THE MOTHERFUCKER’S ELUDING ME
Look, it took me too long to write this review and that’s because so far I don’t understand what I like about it. It’s quite obvious what I don’t like about it. The voice annoys me. The album is overcooked like somebody produced a cherry pie with not just cherries but also apples, kiwi’s, strawberries, pineapples, pears, peaches and etcetera and what have you.
I think “Less Is More” is a valid principle but I can appreciate a certain lushness, for instance on Pet Sounds, if the embellishments at least serve decent songs. This album, however, lacks memorable hooks and the one song that sticks in my memory “I Walked” is uncomfortably similar to Dido’s “Thank You”, of all things.
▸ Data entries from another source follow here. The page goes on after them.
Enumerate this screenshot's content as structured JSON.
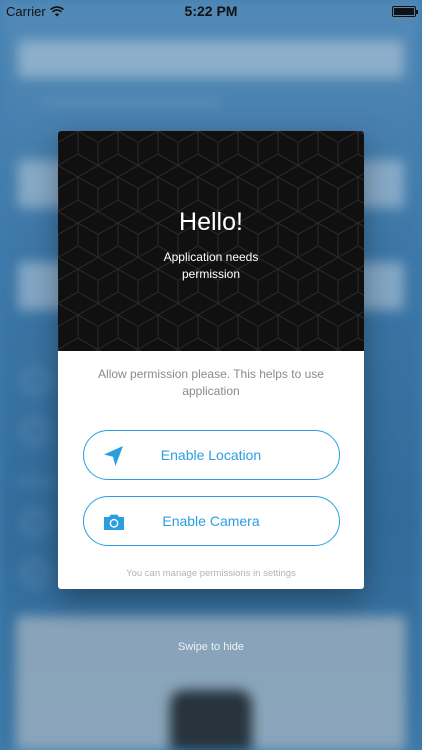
{
  "status_bar": {
    "carrier": "Carrier",
    "time": "5:22 PM",
    "battery_level": 1.0
  },
  "dialog": {
    "title": "Hello!",
    "subtitle": "Application needs permission",
    "description": "Allow permission please. This helps to use application",
    "buttons": [
      {
        "label": "Enable Location",
        "icon": "location-arrow-icon"
      },
      {
        "label": "Enable Camera",
        "icon": "camera-icon"
      }
    ],
    "footer": "You can manage permissions in settings"
  },
  "swipe_hint": "Swipe to hide",
  "colors": {
    "accent": "#2a9fe0",
    "header_bg": "#101010",
    "muted_text": "#8a8a8a"
  }
}
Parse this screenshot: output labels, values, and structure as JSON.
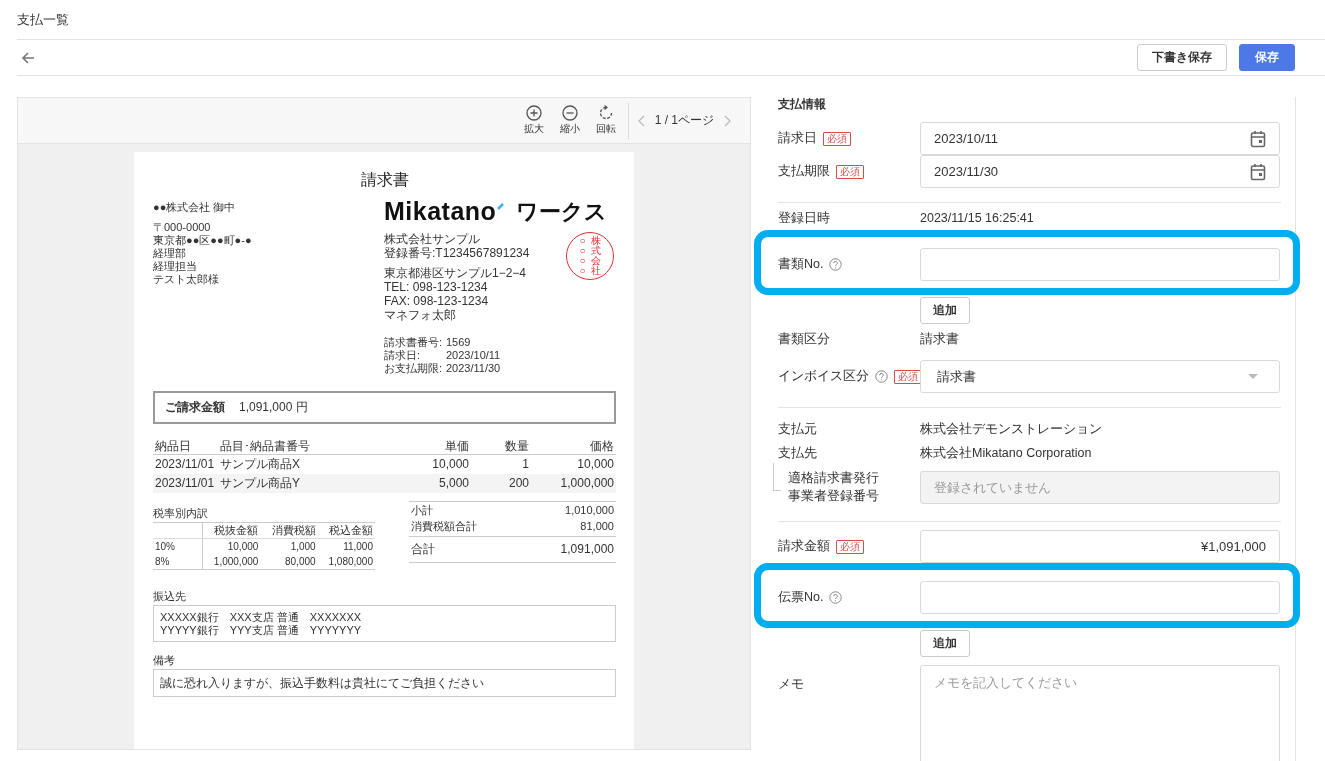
{
  "page_title": "支払一覧",
  "header": {
    "buttons": [
      {
        "label": "下書き保存",
        "kind": "secondary"
      },
      {
        "label": "保存",
        "kind": "primary"
      }
    ]
  },
  "viewer": {
    "tools": [
      {
        "label": "拡大",
        "kind": "zoom-in"
      },
      {
        "label": "縮小",
        "kind": "zoom-out"
      },
      {
        "label": "回転",
        "kind": "rotate"
      }
    ],
    "page_indicator": "1 / 1ページ"
  },
  "invoice": {
    "title": "請求書",
    "recipient": "●●株式会社 御中",
    "recipient_address": [
      "〒000-0000",
      "東京都●●区●●町●-●",
      "経理部",
      "経理担当",
      "テスト太郎様"
    ],
    "logo": {
      "name": "Mikatano",
      "suffix": "ワークス"
    },
    "issuer": [
      "株式会社サンプル",
      "登録番号:T1234567891234"
    ],
    "issuer_contact": [
      "東京都港区サンプル1−2−4",
      "TEL: 098-123-1234",
      "FAX: 098-123-1234",
      "マネフォ太郎"
    ],
    "stamp": [
      "○○○○",
      "株式会社"
    ],
    "meta": [
      {
        "label": "請求書番号:",
        "value": "1569"
      },
      {
        "label": "請求日:",
        "value": "2023/10/11"
      },
      {
        "label": "お支払期限:",
        "value": "2023/11/30"
      }
    ],
    "total_label": "ご請求金額",
    "total_value": "1,091,000 円",
    "items": {
      "columns": [
        "納品日",
        "品目･納品書番号",
        "単価",
        "数量",
        "価格"
      ],
      "rows": [
        [
          "2023/11/01",
          "サンプル商品X",
          "10,000",
          "1",
          "10,000"
        ],
        [
          "2023/11/01",
          "サンプル商品Y",
          "5,000",
          "200",
          "1,000,000"
        ]
      ]
    },
    "tax": {
      "title": "税率別内訳",
      "columns": [
        "",
        "税抜金額",
        "消費税額",
        "税込金額"
      ],
      "rows": [
        [
          "10%",
          "10,000",
          "1,000",
          "11,000"
        ],
        [
          "8%",
          "1,000,000",
          "80,000",
          "1,080,000"
        ]
      ]
    },
    "summary": [
      {
        "label": "小計",
        "value": "1,010,000",
        "kind": "normal"
      },
      {
        "label": "消費税額合計",
        "value": "81,000",
        "kind": "normal"
      },
      {
        "label": "合計",
        "value": "1,091,000",
        "kind": "grand"
      }
    ],
    "bank_label": "振込先",
    "bank_lines": [
      "XXXXX銀行　XXX支店 普通　XXXXXXX",
      "YYYYY銀行　YYY支店 普通　YYYYYYY"
    ],
    "notes_label": "備考",
    "notes": "誠に恐れ入りますが、振込手数料は貴社にてご負担ください"
  },
  "form": {
    "section_title": "支払情報",
    "rows": [
      {
        "kind": "date",
        "label": "請求日",
        "badge": "必須",
        "value": "2023/10/11"
      },
      {
        "kind": "date",
        "label": "支払期限",
        "badge": "必須",
        "value": "2023/11/30"
      },
      {
        "kind": "divider"
      },
      {
        "kind": "text",
        "label": "登録日時",
        "value": "2023/11/15 16:25:41"
      },
      {
        "kind": "input",
        "label": "書類No.",
        "help": true,
        "highlighted": true,
        "add_button": "追加"
      },
      {
        "kind": "text",
        "label": "書類区分",
        "value": "請求書"
      },
      {
        "kind": "select",
        "label": "インボイス区分",
        "help": true,
        "badge": "必須",
        "value": "請求書"
      },
      {
        "kind": "divider"
      },
      {
        "kind": "text",
        "label": "支払元",
        "value": "株式会社デモンストレーション"
      },
      {
        "kind": "text",
        "label": "支払先",
        "value": "株式会社Mikatano Corporation"
      },
      {
        "kind": "disabled",
        "label_lines": [
          "適格請求書発行",
          "事業者登録番号"
        ],
        "placeholder": "登録されていません"
      },
      {
        "kind": "divider"
      },
      {
        "kind": "amount",
        "label": "請求金額",
        "badge": "必須",
        "value": "¥1,091,000"
      },
      {
        "kind": "input",
        "label": "伝票No.",
        "help": true,
        "highlighted": true,
        "add_button": "追加"
      },
      {
        "kind": "textarea",
        "label": "メモ",
        "placeholder": "メモを記入してください"
      }
    ]
  }
}
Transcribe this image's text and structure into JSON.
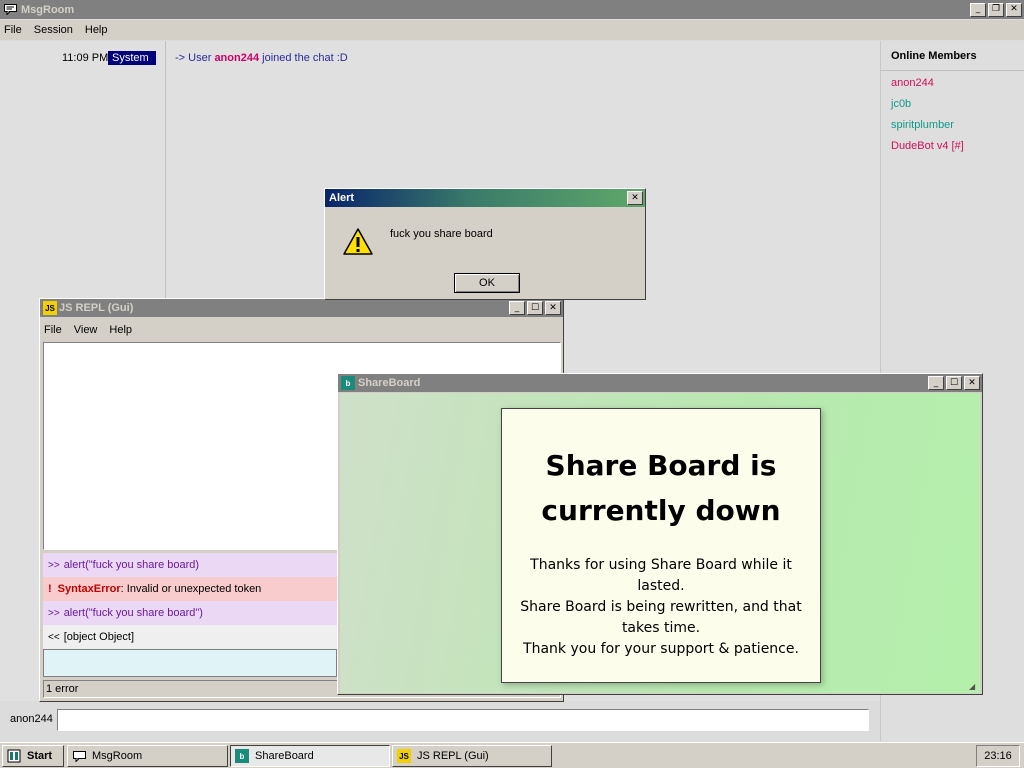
{
  "msgroom": {
    "title": "MsgRoom",
    "menu": [
      "File",
      "Session",
      "Help"
    ],
    "messages": [
      {
        "time": "11:09 PM",
        "sender": "System",
        "prefix": "-> User ",
        "user": "anon244",
        "suffix": " joined the chat :D"
      }
    ],
    "members_title": "Online Members",
    "members": [
      {
        "name": "anon244",
        "color": "#d0105a"
      },
      {
        "name": "jc0b",
        "color": "#109a8a"
      },
      {
        "name": "spiritplumber",
        "color": "#109a8a"
      },
      {
        "name": "DudeBot v4 [#]",
        "color": "#d0105a"
      }
    ],
    "input_user": "anon244",
    "input_value": ""
  },
  "alert": {
    "title": "Alert",
    "message": "fuck you share board",
    "ok_label": "OK"
  },
  "repl": {
    "title": "JS REPL (Gui)",
    "icon_text": "JS",
    "menu": [
      "File",
      "View",
      "Help"
    ],
    "lines": [
      {
        "type": "in",
        "prompt": ">>",
        "text": "alert(\"fuck you share board)"
      },
      {
        "type": "err",
        "mark": "!",
        "name": "SyntaxError",
        "text": ": Invalid or unexpected token"
      },
      {
        "type": "in",
        "prompt": ">>",
        "text": "alert(\"fuck you share board\")"
      },
      {
        "type": "out",
        "prompt": "<<",
        "text": "[object Object]"
      }
    ],
    "status": "1 error"
  },
  "shareboard": {
    "title": "ShareBoard",
    "icon_text": "b",
    "heading_lines": [
      "Share Board is",
      "currently down"
    ],
    "body_lines": [
      "Thanks for using Share Board while it",
      "lasted.",
      "Share Board is being rewritten, and that",
      "takes time.",
      "Thank you for your support & patience."
    ]
  },
  "taskbar": {
    "start_label": "Start",
    "tasks": [
      {
        "label": "MsgRoom",
        "icon": "msg-icon"
      },
      {
        "label": "ShareBoard",
        "icon": "shareboard-icon"
      },
      {
        "label": "JS REPL (Gui)",
        "icon": "js-icon"
      }
    ],
    "clock": "23:16"
  }
}
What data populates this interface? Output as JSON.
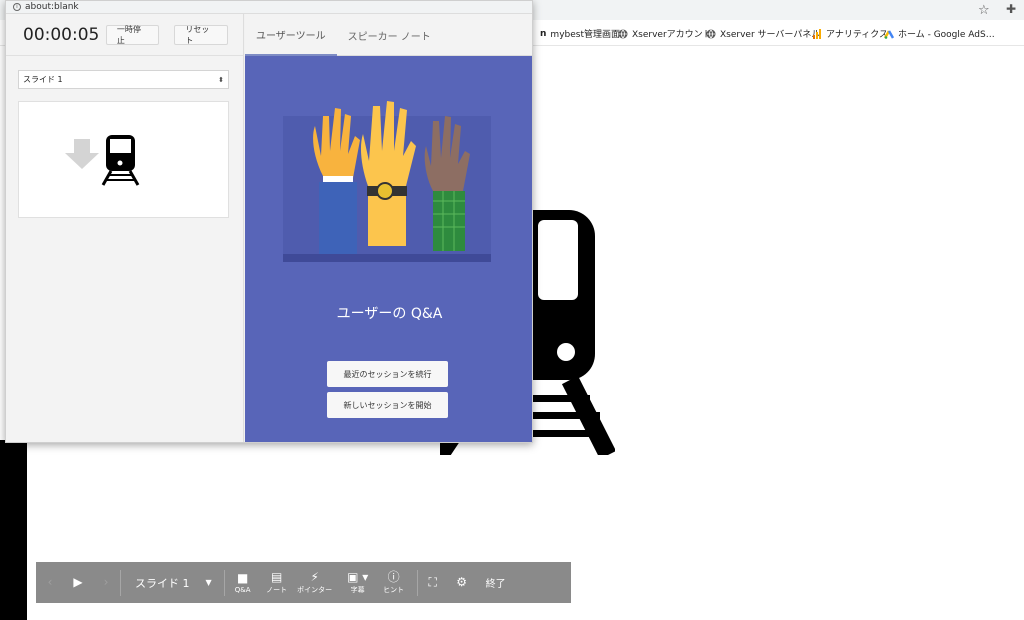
{
  "popup": {
    "url": "about:blank",
    "timer": "00:00:05",
    "pause_label": "一時停止",
    "reset_label": "リセット",
    "slide_select": "スライド 1",
    "tabs": [
      "ユーザーツール",
      "スピーカー ノート"
    ],
    "qa_title": "ユーザーの Q&A",
    "continue_label": "最近のセッションを続行",
    "new_label": "新しいセッションを開始"
  },
  "bookmarks": [
    {
      "label": "mybest管理画面",
      "icon": "text-icon"
    },
    {
      "label": "Xserverアカウント",
      "icon": "globe-icon"
    },
    {
      "label": "Xserver サーバーパネル",
      "icon": "globe-icon"
    },
    {
      "label": "アナリティクス",
      "icon": "analytics-icon"
    },
    {
      "label": "ホーム - Google AdS…",
      "icon": "ads-icon"
    }
  ],
  "controls": {
    "slide_label": "スライド 1",
    "qa_label": "Q&A",
    "notes_label": "ノート",
    "pointer_label": "ポインター",
    "captions_label": "字幕",
    "hint_label": "ヒント",
    "end_label": "終了"
  },
  "colors": {
    "qa_background": "#5865b8",
    "control_bar": "#8a8a8a",
    "tab_underline": "#7e8cc4"
  }
}
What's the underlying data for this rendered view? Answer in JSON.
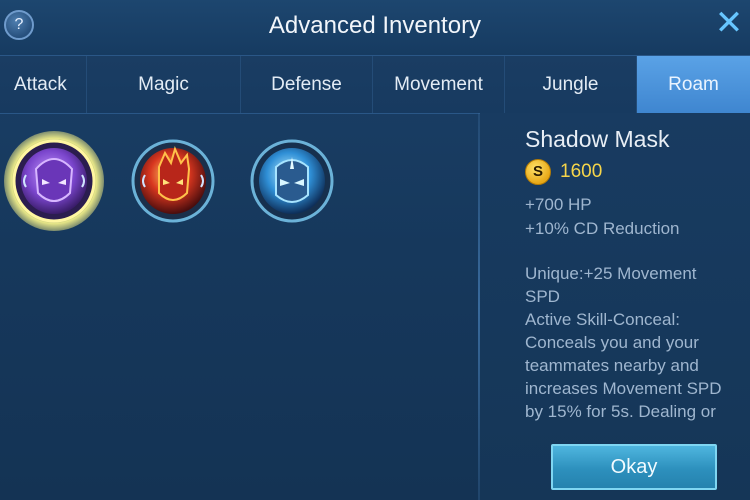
{
  "header": {
    "help_label": "?",
    "title": "Advanced Inventory",
    "close_label": "✕"
  },
  "tabs": [
    {
      "label": "Attack",
      "active": false
    },
    {
      "label": "Magic",
      "active": false
    },
    {
      "label": "Defense",
      "active": false
    },
    {
      "label": "Movement",
      "active": false
    },
    {
      "label": "Jungle",
      "active": false
    },
    {
      "label": "Roam",
      "active": true
    }
  ],
  "items": [
    {
      "icon": "shadow-mask-icon",
      "selected": true,
      "color": "#8a5cd6"
    },
    {
      "icon": "fire-mask-icon",
      "selected": false,
      "color": "#d6452a"
    },
    {
      "icon": "ice-mask-icon",
      "selected": false,
      "color": "#3aa0e0"
    }
  ],
  "details": {
    "name": "Shadow Mask",
    "gold_symbol": "S",
    "price": "1600",
    "stats": [
      "+700 HP",
      "+10% CD Reduction"
    ],
    "description": [
      "Unique:+25 Movement",
      "SPD",
      "Active Skill-Conceal:",
      "Conceals you and your",
      "teammates nearby and",
      "increases Movement SPD",
      "by 15% for 5s. Dealing or"
    ],
    "okay_label": "Okay"
  }
}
Many pieces consist of repetitive chord sequences with varying instrumentation, chanted phrases and with Stevens’ voice to the fore that can be very off putting. Take for instance the title track; it is just awful.
Stevens’ lyrics do nothing for me and I am non-plussed by the combination of supposedly intimate lyrics and very bombastic arrangements. On “The Age of Adz” Sufjan Stevens comes across as too eager to please and impress. He reminds me of a guy I once worked with who would, at the mere mention of the word coffee, jump up and get you a cup. Awful, servile creep. Seems like Stevens strives for beauty but never achieves more than prettiness. And thereby he leaves nothing to the imagination of the listener.
And what’s sorely missing is anything that really kicks ass or lays down a groove. Yes he applies a disco rhythm in a section the overlong (25 minutes), seemingly pointless and tedious album closing suite “Impossible Soul” but it does not take me to Funky Town.
So all in all there are so many things to dislike about this album for me that I would obviously dismiss it completely and put it in the trash bin of my mind. If it weren’t for I don’t know what.
And for me that’s the most intriguing thing about “The Age of Adz”; that in a certain light and at certain times I quite like it. Like a guilty pleasure, maybe. A very annoying guilty pleasure though. It is something about the atmosphere, and yes , of course some bits and pieces are quite beautiful. But in the end I just can’t figure out what’s the up side to “The Age of Adz”.
And frankly, at the moment I just don’t feel like delving any further into it. I’m tired (of it).
So, there it is: a failed review attempt.
When I was a kid my family used to own a jigsaw puzzle which was insolvable. The last piece would never fit. My mother promised five guilders to the kid that could finish it. Of course no one ever earned that money. Until I took a hammer and forced the piece into the puzzle and my mother, exasperated and because I was the youngest of the eight, paid the sum.
If I were to think any more of Sufjan Stevens I would like some money first.